Something is blocking me from remembering anything but those last two horrid months of the Husband’s suffering and his body’s final act. I want to remember all those other years, not just the cancer years. Those nine fucking long cancer years. And the night he died, in our home. No last words. A tracheostomy and a coma saw to that. He did mouth before leaving the hospital, a week before he died, “I’m so sad.” I said, “I’m so sad, too,” as I tried to be strong, and quickly wiped away the tears. But that didn’t seem to capture it all. Those grand last words and understanding between loved ones, like in all the movies, never happened. He just drifted away, voiceless, sad, without me knowing what he was thinking about. He tried to mouth words but his lips were so weak I couldn’t understand him most of the time. That lasted for about four days and then the coma started. I did catch, “Thank you,” and “I love you.” That’s all I got now.

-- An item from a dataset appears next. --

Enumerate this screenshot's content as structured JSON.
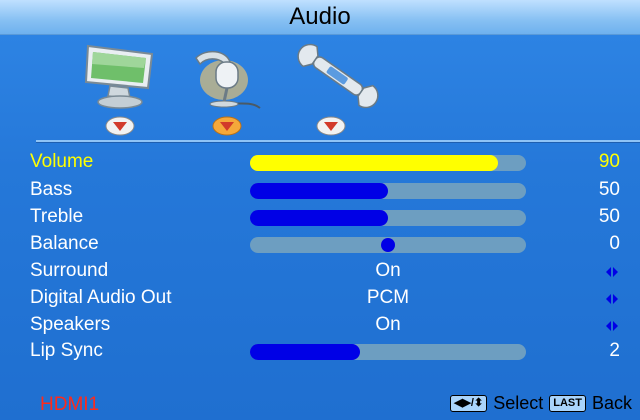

And then a gift landed, attached to a comment on the Husband’s obituary page. A former work friend of his and his wife and two kids had attended one of our famous Christmas Eve family celebrations at our big house several years ago, and video-taped some of the craziness. Besides a large extended family, we always invited “orphans,” like our international friends away from home, or local friends not near their families or who just liked the joyous chaos of the Eve. There were always carols sung, by whoever was so inclined, but generally led by my sister who loves to lead such things. On this occasion she had written down all the words to Ave Maria on a white piece of cardboard for whoever was inspired to join the ad hoc choir. It ended up being two of my sisters, my Mom and the Husband. I clicked on the video link and, Bam, there he was on video, pre-cancer, his body not torn apart. There he was, laughing and pretend-acting like the conductor of the motley crew of singing elves. There he was, his real voice, which I hadn’t heard for nine years. There he was, the personality as it had been, before cancer changed his focus to staying alive during grueling treatments of radiation, chemo, tracheotomies, the feeding tube, the learning to speak, the never eating by mouth, the fucking suction machine. I have to stop. I just let the pain back in the room.
Even now as I write, the tears blur the screen I write on, the ache tightens my throat and head in a vice grip of hurt. The only thing that helps is just to noisily cry. No one else is here, so I do it alone. No one disturbed. Just me alone. If a tree falls in the forest and no one is there does it actually make a sound?
Yes, goddamnit it does.
P.S., promise I won’t go on and on about death in the future and depress the universe. There’s one less egg to fry. Now let’s find out who the hell I am by myself.
From Lady Proverbs, somewhere, alone, on the Oregon Coast